WHAT IS BEING ASKED = Count the lines in the entries that contain the string "COST". State nothing but the number.

DATA SUPPLIED =

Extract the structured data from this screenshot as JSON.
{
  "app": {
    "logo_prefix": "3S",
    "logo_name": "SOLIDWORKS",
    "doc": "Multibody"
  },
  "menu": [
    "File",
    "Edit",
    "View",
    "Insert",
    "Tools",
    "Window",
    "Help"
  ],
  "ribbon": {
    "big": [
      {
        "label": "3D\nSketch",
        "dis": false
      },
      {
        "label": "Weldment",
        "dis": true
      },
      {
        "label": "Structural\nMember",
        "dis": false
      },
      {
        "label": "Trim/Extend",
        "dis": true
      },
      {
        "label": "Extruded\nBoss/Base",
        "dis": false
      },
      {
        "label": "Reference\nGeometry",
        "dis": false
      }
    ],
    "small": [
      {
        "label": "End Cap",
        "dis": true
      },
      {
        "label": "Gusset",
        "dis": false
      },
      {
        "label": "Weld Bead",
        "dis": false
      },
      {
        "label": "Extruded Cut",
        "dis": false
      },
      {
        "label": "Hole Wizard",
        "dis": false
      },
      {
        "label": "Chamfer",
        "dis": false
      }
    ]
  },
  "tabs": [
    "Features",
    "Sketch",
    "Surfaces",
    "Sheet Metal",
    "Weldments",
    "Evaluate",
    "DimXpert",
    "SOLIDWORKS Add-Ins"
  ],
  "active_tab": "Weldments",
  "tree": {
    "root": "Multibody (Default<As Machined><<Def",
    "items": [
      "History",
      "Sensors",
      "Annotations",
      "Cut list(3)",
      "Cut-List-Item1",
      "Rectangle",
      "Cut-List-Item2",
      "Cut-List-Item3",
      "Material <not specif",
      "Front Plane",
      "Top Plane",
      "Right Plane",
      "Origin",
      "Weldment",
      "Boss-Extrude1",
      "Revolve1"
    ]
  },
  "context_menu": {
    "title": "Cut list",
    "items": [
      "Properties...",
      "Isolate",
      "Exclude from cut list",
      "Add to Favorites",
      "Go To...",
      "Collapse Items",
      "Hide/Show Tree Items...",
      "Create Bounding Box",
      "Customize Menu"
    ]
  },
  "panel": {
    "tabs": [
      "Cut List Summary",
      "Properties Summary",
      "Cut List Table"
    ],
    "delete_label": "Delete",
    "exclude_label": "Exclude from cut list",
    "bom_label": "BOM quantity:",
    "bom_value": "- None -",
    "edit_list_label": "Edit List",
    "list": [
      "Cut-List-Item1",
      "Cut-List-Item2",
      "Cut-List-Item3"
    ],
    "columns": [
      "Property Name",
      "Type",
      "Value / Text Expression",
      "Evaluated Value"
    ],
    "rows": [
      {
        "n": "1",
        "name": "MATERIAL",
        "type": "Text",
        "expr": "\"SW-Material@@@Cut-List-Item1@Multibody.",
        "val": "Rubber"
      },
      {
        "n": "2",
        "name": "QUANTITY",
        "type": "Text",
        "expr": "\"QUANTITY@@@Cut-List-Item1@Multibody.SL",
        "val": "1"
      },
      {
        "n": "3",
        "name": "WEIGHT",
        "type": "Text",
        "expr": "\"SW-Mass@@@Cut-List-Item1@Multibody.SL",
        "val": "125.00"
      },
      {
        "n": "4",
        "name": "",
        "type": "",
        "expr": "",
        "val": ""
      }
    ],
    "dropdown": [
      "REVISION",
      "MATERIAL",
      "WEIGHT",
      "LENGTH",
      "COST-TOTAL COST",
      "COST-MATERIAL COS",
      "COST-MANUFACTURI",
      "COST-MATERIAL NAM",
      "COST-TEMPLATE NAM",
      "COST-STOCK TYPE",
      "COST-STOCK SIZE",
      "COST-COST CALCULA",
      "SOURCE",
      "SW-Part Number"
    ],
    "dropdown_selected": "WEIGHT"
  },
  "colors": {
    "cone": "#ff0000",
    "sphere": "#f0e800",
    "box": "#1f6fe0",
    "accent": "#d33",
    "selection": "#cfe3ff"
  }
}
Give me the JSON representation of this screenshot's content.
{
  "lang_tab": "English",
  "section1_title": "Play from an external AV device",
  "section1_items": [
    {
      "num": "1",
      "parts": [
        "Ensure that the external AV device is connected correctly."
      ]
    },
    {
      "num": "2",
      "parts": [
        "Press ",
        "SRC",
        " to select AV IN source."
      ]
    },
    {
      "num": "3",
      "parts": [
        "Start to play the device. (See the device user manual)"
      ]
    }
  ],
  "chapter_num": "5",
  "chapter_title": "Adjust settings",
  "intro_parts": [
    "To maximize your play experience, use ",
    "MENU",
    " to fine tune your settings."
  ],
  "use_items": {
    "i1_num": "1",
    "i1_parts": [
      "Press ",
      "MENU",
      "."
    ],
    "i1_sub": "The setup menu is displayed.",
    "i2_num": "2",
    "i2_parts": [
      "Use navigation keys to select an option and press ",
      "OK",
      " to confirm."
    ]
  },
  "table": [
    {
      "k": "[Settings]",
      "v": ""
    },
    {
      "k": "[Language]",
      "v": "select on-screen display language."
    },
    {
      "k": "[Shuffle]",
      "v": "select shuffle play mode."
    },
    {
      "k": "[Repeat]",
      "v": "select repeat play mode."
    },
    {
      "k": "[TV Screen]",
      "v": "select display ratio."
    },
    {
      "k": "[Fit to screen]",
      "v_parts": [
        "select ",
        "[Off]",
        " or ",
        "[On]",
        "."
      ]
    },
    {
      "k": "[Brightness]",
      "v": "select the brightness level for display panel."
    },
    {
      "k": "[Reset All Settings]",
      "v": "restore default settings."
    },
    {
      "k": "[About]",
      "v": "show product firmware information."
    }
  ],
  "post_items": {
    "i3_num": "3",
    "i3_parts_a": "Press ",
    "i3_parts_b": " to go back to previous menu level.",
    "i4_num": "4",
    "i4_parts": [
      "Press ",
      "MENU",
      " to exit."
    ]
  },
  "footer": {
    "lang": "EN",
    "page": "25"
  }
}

TASK SOLUTION = 8